Print the data exactly, leaving nothing out.

Website and app data records:
..........

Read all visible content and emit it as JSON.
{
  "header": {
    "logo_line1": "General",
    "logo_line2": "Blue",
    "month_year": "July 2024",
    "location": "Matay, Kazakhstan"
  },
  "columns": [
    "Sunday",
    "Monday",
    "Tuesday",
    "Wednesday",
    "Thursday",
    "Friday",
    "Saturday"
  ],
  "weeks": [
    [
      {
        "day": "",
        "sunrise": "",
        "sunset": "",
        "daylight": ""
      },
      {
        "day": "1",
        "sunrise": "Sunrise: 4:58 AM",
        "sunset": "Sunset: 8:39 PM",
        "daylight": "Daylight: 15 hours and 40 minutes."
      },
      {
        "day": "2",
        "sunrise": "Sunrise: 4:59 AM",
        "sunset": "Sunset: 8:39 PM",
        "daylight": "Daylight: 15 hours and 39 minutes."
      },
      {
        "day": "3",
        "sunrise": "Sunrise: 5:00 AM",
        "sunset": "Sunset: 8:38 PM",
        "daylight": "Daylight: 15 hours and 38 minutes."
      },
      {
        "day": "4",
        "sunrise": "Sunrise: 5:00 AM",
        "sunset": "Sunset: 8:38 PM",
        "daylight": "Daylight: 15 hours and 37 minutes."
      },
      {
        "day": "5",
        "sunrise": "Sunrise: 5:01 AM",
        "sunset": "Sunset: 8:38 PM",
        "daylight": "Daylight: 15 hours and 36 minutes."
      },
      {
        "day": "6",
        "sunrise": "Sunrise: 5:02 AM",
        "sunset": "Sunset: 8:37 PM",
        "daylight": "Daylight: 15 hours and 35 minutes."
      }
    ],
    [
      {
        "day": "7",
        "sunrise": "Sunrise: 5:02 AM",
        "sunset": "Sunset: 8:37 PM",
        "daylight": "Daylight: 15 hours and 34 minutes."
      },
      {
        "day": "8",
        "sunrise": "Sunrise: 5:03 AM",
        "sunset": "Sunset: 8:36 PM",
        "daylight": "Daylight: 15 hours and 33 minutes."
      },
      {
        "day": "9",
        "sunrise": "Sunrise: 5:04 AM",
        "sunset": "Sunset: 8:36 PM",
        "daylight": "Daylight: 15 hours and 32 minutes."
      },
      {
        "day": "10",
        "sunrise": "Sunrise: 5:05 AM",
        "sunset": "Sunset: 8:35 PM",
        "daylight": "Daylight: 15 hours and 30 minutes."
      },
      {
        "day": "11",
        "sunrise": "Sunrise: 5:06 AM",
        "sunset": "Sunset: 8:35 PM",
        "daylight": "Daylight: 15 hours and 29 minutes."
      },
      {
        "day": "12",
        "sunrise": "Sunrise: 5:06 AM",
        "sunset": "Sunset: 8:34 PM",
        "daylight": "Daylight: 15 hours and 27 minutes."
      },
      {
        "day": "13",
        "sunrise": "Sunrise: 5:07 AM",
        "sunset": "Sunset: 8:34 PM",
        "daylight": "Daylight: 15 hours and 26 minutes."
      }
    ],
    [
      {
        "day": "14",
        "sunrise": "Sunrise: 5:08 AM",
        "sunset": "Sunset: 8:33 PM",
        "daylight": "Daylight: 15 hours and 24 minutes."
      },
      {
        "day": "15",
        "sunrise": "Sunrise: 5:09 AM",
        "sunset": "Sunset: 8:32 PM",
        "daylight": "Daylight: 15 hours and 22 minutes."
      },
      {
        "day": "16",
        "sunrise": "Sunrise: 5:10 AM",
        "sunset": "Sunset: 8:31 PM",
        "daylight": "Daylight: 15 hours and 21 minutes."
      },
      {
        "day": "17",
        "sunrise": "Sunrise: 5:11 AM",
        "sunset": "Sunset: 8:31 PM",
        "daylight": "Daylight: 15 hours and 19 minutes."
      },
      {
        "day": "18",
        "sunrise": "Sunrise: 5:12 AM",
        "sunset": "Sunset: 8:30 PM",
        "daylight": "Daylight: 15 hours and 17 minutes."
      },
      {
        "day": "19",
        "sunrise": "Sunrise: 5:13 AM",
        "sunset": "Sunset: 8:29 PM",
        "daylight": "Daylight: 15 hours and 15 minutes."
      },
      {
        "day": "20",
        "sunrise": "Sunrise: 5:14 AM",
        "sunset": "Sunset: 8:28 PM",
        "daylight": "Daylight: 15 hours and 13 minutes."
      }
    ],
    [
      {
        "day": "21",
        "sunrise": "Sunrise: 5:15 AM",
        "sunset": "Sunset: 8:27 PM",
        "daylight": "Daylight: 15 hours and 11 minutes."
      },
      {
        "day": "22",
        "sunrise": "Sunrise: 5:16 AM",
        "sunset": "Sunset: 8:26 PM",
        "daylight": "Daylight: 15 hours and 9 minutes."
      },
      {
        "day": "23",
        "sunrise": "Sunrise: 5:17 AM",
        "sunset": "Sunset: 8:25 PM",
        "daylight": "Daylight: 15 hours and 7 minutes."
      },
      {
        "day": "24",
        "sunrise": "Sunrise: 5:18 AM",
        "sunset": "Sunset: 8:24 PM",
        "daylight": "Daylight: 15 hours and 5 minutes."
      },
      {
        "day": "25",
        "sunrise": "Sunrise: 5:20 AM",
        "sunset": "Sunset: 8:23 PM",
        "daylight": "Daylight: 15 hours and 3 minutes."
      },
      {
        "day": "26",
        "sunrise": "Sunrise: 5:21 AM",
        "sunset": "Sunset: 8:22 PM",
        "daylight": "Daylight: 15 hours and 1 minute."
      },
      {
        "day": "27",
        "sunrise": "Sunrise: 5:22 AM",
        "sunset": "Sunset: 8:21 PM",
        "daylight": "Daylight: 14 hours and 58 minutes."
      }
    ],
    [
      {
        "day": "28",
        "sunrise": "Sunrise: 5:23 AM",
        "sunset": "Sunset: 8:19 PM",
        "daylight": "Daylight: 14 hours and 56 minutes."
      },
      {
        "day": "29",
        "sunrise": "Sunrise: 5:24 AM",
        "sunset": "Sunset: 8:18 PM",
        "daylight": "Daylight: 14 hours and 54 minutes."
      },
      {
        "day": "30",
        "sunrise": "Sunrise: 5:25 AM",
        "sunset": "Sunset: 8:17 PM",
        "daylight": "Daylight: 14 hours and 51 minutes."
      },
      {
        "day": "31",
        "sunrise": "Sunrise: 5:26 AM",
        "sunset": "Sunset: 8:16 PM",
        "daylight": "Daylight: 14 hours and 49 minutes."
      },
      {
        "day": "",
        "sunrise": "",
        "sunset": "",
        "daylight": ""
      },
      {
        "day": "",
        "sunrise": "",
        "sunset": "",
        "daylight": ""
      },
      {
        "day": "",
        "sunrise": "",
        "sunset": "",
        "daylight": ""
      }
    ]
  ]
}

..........

__Exercise result__:
Read all visible content and emit it as JSON.
{
  "header": {
    "logo_line1": "General",
    "logo_line2": "Blue",
    "month_year": "July 2024",
    "location": "Matay, Kazakhstan"
  },
  "columns": [
    "Sunday",
    "Monday",
    "Tuesday",
    "Wednesday",
    "Thursday",
    "Friday",
    "Saturday"
  ],
  "weeks": [
    [
      {
        "day": "",
        "sunrise": "",
        "sunset": "",
        "daylight": ""
      },
      {
        "day": "1",
        "sunrise": "Sunrise: 4:58 AM",
        "sunset": "Sunset: 8:39 PM",
        "daylight": "Daylight: 15 hours and 40 minutes."
      },
      {
        "day": "2",
        "sunrise": "Sunrise: 4:59 AM",
        "sunset": "Sunset: 8:39 PM",
        "daylight": "Daylight: 15 hours and 39 minutes."
      },
      {
        "day": "3",
        "sunrise": "Sunrise: 5:00 AM",
        "sunset": "Sunset: 8:38 PM",
        "daylight": "Daylight: 15 hours and 38 minutes."
      },
      {
        "day": "4",
        "sunrise": "Sunrise: 5:00 AM",
        "sunset": "Sunset: 8:38 PM",
        "daylight": "Daylight: 15 hours and 37 minutes."
      },
      {
        "day": "5",
        "sunrise": "Sunrise: 5:01 AM",
        "sunset": "Sunset: 8:38 PM",
        "daylight": "Daylight: 15 hours and 36 minutes."
      },
      {
        "day": "6",
        "sunrise": "Sunrise: 5:02 AM",
        "sunset": "Sunset: 8:37 PM",
        "daylight": "Daylight: 15 hours and 35 minutes."
      }
    ],
    [
      {
        "day": "7",
        "sunrise": "Sunrise: 5:02 AM",
        "sunset": "Sunset: 8:37 PM",
        "daylight": "Daylight: 15 hours and 34 minutes."
      },
      {
        "day": "8",
        "sunrise": "Sunrise: 5:03 AM",
        "sunset": "Sunset: 8:36 PM",
        "daylight": "Daylight: 15 hours and 33 minutes."
      },
      {
        "day": "9",
        "sunrise": "Sunrise: 5:04 AM",
        "sunset": "Sunset: 8:36 PM",
        "daylight": "Daylight: 15 hours and 32 minutes."
      },
      {
        "day": "10",
        "sunrise": "Sunrise: 5:05 AM",
        "sunset": "Sunset: 8:35 PM",
        "daylight": "Daylight: 15 hours and 30 minutes."
      },
      {
        "day": "11",
        "sunrise": "Sunrise: 5:06 AM",
        "sunset": "Sunset: 8:35 PM",
        "daylight": "Daylight: 15 hours and 29 minutes."
      },
      {
        "day": "12",
        "sunrise": "Sunrise: 5:06 AM",
        "sunset": "Sunset: 8:34 PM",
        "daylight": "Daylight: 15 hours and 27 minutes."
      },
      {
        "day": "13",
        "sunrise": "Sunrise: 5:07 AM",
        "sunset": "Sunset: 8:34 PM",
        "daylight": "Daylight: 15 hours and 26 minutes."
      }
    ],
    [
      {
        "day": "14",
        "sunrise": "Sunrise: 5:08 AM",
        "sunset": "Sunset: 8:33 PM",
        "daylight": "Daylight: 15 hours and 24 minutes."
      },
      {
        "day": "15",
        "sunrise": "Sunrise: 5:09 AM",
        "sunset": "Sunset: 8:32 PM",
        "daylight": "Daylight: 15 hours and 22 minutes."
      },
      {
        "day": "16",
        "sunrise": "Sunrise: 5:10 AM",
        "sunset": "Sunset: 8:31 PM",
        "daylight": "Daylight: 15 hours and 21 minutes."
      },
      {
        "day": "17",
        "sunrise": "Sunrise: 5:11 AM",
        "sunset": "Sunset: 8:31 PM",
        "daylight": "Daylight: 15 hours and 19 minutes."
      },
      {
        "day": "18",
        "sunrise": "Sunrise: 5:12 AM",
        "sunset": "Sunset: 8:30 PM",
        "daylight": "Daylight: 15 hours and 17 minutes."
      },
      {
        "day": "19",
        "sunrise": "Sunrise: 5:13 AM",
        "sunset": "Sunset: 8:29 PM",
        "daylight": "Daylight: 15 hours and 15 minutes."
      },
      {
        "day": "20",
        "sunrise": "Sunrise: 5:14 AM",
        "sunset": "Sunset: 8:28 PM",
        "daylight": "Daylight: 15 hours and 13 minutes."
      }
    ],
    [
      {
        "day": "21",
        "sunrise": "Sunrise: 5:15 AM",
        "sunset": "Sunset: 8:27 PM",
        "daylight": "Daylight: 15 hours and 11 minutes."
      },
      {
        "day": "22",
        "sunrise": "Sunrise: 5:16 AM",
        "sunset": "Sunset: 8:26 PM",
        "daylight": "Daylight: 15 hours and 9 minutes."
      },
      {
        "day": "23",
        "sunrise": "Sunrise: 5:17 AM",
        "sunset": "Sunset: 8:25 PM",
        "daylight": "Daylight: 15 hours and 7 minutes."
      },
      {
        "day": "24",
        "sunrise": "Sunrise: 5:18 AM",
        "sunset": "Sunset: 8:24 PM",
        "daylight": "Daylight: 15 hours and 5 minutes."
      },
      {
        "day": "25",
        "sunrise": "Sunrise: 5:20 AM",
        "sunset": "Sunset: 8:23 PM",
        "daylight": "Daylight: 15 hours and 3 minutes."
      },
      {
        "day": "26",
        "sunrise": "Sunrise: 5:21 AM",
        "sunset": "Sunset: 8:22 PM",
        "daylight": "Daylight: 15 hours and 1 minute."
      },
      {
        "day": "27",
        "sunrise": "Sunrise: 5:22 AM",
        "sunset": "Sunset: 8:21 PM",
        "daylight": "Daylight: 14 hours and 58 minutes."
      }
    ],
    [
      {
        "day": "28",
        "sunrise": "Sunrise: 5:23 AM",
        "sunset": "Sunset: 8:19 PM",
        "daylight": "Daylight: 14 hours and 56 minutes."
      },
      {
        "day": "29",
        "sunrise": "Sunrise: 5:24 AM",
        "sunset": "Sunset: 8:18 PM",
        "daylight": "Daylight: 14 hours and 54 minutes."
      },
      {
        "day": "30",
        "sunrise": "Sunrise: 5:25 AM",
        "sunset": "Sunset: 8:17 PM",
        "daylight": "Daylight: 14 hours and 51 minutes."
      },
      {
        "day": "31",
        "sunrise": "Sunrise: 5:26 AM",
        "sunset": "Sunset: 8:16 PM",
        "daylight": "Daylight: 14 hours and 49 minutes."
      },
      {
        "day": "",
        "sunrise": "",
        "sunset": "",
        "daylight": ""
      },
      {
        "day": "",
        "sunrise": "",
        "sunset": "",
        "daylight": ""
      },
      {
        "day": "",
        "sunrise": "",
        "sunset": "",
        "daylight": ""
      }
    ]
  ]
}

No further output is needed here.